_Work order_: What lines in the records include the string "giteeSpace"? Return each one.

○ ○ ○ ○ ○

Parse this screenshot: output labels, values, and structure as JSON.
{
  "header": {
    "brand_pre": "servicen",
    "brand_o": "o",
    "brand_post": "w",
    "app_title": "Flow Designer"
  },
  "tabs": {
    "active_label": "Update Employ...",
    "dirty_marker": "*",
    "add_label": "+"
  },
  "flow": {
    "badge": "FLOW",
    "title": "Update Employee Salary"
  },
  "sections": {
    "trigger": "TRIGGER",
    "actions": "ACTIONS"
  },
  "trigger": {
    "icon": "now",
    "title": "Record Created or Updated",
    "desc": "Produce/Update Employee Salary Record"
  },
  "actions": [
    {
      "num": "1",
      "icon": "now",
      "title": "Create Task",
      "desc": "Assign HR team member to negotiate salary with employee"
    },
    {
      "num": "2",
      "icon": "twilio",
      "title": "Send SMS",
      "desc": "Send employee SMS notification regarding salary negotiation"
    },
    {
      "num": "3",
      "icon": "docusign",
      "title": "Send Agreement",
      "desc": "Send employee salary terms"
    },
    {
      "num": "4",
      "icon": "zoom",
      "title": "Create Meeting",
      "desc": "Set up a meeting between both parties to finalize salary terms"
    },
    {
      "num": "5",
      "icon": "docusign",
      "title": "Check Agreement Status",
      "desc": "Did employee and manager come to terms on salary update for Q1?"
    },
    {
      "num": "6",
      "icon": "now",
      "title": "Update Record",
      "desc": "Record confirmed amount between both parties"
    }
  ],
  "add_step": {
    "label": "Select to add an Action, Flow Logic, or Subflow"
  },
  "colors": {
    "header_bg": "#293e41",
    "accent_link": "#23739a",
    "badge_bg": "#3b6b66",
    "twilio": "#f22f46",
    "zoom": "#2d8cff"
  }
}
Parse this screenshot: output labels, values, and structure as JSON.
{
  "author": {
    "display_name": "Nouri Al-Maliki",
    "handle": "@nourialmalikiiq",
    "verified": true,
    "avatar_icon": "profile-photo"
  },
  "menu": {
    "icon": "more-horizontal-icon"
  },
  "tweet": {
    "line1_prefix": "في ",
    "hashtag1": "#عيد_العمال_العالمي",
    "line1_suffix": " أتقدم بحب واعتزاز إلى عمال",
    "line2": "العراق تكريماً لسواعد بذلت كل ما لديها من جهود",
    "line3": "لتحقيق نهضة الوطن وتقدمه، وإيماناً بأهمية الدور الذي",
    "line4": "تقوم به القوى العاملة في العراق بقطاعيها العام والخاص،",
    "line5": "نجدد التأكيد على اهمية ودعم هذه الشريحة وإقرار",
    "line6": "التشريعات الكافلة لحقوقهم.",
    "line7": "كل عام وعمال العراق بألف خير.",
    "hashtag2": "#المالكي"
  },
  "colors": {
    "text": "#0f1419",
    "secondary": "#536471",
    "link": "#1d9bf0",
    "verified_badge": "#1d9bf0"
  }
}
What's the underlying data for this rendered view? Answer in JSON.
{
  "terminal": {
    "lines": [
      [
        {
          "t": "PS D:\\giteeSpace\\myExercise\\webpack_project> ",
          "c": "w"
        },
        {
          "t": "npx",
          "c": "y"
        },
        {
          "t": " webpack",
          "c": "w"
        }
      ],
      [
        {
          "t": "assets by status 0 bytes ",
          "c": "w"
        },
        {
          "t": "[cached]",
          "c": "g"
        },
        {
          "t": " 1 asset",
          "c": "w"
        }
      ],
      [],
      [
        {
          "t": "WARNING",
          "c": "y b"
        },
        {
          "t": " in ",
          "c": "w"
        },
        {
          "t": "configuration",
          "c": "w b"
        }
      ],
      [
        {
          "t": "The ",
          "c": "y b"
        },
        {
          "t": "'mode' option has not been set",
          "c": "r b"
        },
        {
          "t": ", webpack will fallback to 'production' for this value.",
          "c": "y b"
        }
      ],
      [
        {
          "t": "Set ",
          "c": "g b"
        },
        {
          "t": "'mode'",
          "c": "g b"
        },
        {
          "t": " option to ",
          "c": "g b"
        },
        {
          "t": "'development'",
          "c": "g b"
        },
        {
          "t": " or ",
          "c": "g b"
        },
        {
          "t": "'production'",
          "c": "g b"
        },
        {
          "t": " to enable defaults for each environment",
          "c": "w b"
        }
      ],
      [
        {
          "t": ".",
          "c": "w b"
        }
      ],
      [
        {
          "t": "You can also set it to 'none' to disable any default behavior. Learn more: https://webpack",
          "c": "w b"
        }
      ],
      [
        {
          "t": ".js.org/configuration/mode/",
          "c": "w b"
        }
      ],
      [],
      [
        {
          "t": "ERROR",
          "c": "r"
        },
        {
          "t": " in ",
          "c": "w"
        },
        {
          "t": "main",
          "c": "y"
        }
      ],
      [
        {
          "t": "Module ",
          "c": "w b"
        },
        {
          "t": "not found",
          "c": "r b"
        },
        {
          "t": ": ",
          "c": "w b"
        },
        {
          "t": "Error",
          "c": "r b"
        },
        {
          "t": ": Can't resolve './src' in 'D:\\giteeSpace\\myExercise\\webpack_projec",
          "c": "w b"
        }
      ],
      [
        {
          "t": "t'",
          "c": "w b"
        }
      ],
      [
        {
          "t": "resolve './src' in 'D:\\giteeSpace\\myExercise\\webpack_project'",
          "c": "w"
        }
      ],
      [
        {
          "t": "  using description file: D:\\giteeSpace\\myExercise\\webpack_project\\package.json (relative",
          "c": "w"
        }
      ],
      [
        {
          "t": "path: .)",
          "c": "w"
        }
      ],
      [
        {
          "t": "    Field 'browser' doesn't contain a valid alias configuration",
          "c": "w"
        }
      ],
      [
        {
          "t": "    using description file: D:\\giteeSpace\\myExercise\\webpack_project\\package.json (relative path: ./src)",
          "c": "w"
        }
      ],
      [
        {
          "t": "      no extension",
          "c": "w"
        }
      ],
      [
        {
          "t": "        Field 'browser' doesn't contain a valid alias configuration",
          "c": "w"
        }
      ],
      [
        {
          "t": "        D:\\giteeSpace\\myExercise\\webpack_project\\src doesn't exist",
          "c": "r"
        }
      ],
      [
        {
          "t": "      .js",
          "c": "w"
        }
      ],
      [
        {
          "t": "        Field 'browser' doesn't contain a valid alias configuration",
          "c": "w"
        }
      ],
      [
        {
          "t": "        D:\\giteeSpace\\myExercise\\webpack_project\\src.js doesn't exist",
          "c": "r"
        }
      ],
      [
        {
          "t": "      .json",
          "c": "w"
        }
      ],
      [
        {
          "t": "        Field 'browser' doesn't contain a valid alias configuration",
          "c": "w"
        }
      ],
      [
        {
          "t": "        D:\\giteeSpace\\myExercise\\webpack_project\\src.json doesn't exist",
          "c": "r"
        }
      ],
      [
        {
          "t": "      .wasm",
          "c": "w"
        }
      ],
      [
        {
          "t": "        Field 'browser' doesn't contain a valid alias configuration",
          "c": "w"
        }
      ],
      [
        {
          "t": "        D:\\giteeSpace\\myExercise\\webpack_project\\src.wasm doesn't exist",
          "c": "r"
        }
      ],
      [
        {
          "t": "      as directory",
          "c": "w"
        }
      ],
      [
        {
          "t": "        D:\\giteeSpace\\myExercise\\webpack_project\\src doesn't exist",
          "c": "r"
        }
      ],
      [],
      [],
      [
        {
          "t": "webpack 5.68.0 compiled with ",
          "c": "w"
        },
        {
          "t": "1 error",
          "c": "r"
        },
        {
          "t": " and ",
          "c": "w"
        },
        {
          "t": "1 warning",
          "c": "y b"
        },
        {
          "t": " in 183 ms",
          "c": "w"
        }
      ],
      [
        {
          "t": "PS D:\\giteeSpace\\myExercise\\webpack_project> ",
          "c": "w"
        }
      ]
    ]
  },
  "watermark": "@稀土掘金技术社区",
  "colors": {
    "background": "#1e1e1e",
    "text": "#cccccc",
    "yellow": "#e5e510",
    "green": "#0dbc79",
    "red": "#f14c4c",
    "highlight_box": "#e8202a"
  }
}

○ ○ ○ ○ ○

_Response_:
          "t": "PS D:\\giteeSpace\\myExercise\\webpack_project> ",
          "t": ": Can't resolve './src' in 'D:\\giteeSpace\\myExercise\\webpack_projec",
          "t": "resolve './src' in 'D:\\giteeSpace\\myExercise\\webpack_project'",
          "t": "  using description file: D:\\giteeSpace\\myExercise\\webpack_project\\package.json (relative",
          "t": "    using description file: D:\\giteeSpace\\myExercise\\webpack_project\\package.json (relative path: ./src)",
          "t": "        D:\\giteeSpace\\myExercise\\webpack_project\\src doesn't exist",
          "t": "        D:\\giteeSpace\\myExercise\\webpack_project\\src.js doesn't exist",
          "t": "        D:\\giteeSpace\\myExercise\\webpack_project\\src.json doesn't exist",
          "t": "        D:\\giteeSpace\\myExercise\\webpack_project\\src.wasm doesn't exist",
          "t": "        D:\\giteeSpace\\myExercise\\webpack_project\\src doesn't exist",
          "t": "PS D:\\giteeSpace\\myExercise\\webpack_project> ",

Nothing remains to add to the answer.